When I started my doctorate program last year, my accessibility needs in an educational setting changed. I started out at a large school where there were 40 people in my classes – the largest size I’ve experienced. Many of the classrooms were set up in an auditorium-style fashion with tiered seats. They were also quite a distance from the speaker, even if I was in the front row. The first day I realized something needed to change because I could hardly hear anything. The listening fatigue was all too real.
I requested CART, a service that was completely new to me. I discovered how immensely helpful it is. Now, no matter how small the class or the setup, I still use a captioner. It’s a huge relief to be able to not strain so much to hear, and have a backup for what I occasionally miss.
Unfortunately, the school where I first began my doctorate studies ended up not being able to provide the accommodations I needed to succeed. I transferred to a new school and program. Although I haven’t officially started there yet, I’ve been blown away by the accessibility. When I visited campus recently, I was excited to find out that my classes will be held in a conference room with seats around a circular table facing each other. I’ve already been surrounded by people who haven’t been afraid to ask what I need. It’s a breath of fresh air after having minimal access for the past year. While that wasn’t the only reason for my decision to transfer, as I also wanted to go after a certain specialization, I learned that it’s ok to advocate for my needs and change things up if necessary.
No matter what your role, everyone can gain from understanding accessibility in education. If you’re hearing and work in an educational setting, never be afraid to ask deaf and hard of hearing individuals what they need. It shows a willingness to adapt, be accessible, and makes these transitions a lot easier for us! If you’re a deaf or hard of hearing person, don’t be afraid to speak up, seek out the disability office at your school for support, and let others know how they can best help!
If you’re not sure where to turn for access, you’re not alone!

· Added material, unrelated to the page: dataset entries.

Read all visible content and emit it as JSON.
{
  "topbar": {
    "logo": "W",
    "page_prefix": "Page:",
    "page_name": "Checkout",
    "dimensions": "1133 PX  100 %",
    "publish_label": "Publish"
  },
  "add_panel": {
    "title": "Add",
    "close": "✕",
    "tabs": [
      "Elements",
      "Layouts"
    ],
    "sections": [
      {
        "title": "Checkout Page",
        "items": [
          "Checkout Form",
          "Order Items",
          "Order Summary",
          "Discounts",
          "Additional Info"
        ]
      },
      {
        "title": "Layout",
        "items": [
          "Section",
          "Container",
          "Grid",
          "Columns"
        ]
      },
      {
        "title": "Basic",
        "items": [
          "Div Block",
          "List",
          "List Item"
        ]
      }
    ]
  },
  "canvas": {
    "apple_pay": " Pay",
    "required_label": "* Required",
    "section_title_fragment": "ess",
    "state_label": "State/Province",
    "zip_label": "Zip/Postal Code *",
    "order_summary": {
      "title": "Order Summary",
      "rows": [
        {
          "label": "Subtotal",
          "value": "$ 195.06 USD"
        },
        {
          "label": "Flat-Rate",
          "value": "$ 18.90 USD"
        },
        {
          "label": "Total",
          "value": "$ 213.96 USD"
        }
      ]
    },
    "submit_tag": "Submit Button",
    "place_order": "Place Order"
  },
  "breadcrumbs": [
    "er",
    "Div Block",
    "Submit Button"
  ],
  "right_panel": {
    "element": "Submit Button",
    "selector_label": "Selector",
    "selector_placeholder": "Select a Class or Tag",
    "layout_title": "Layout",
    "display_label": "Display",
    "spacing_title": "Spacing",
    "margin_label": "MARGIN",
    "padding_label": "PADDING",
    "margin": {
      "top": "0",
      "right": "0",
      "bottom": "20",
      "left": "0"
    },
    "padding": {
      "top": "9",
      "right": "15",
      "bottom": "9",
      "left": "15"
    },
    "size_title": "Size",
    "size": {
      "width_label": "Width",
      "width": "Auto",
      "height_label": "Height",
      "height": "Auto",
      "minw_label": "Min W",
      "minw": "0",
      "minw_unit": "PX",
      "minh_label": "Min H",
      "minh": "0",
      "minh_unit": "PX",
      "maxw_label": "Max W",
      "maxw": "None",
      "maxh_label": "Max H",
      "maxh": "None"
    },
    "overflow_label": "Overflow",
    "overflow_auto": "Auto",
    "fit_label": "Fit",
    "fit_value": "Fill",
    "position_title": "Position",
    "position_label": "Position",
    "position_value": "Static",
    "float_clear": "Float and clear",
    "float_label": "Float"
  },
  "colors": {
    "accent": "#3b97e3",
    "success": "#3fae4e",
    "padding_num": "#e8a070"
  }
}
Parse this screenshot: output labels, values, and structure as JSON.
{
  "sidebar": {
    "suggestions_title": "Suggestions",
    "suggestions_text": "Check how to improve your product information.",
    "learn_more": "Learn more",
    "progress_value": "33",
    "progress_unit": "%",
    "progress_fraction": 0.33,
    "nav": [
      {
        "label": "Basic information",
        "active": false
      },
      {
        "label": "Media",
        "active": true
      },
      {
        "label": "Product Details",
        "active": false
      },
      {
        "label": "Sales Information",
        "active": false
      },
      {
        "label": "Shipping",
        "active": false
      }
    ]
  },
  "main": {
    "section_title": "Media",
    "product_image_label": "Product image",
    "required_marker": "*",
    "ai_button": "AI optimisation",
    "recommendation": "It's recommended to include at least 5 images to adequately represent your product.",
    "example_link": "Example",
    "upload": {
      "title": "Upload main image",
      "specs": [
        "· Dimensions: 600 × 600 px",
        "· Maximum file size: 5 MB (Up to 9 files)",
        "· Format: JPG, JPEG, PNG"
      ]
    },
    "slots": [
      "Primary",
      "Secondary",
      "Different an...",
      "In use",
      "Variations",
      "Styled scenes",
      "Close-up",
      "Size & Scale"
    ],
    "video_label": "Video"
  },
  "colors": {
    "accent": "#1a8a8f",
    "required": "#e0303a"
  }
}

My amazing audiologist has been one of the biggest guiding forces throughout my entire college experience. If you have an audiologist, express your concerns with them. They know your specific hearing loss and will likely be able to guide you through the different types of accommodations that can help.
Deaf and hard of hearing individuals are more than capable of thriving in educational settings. There’s nothing we cannot do, as long as we have equal opportunities to do so!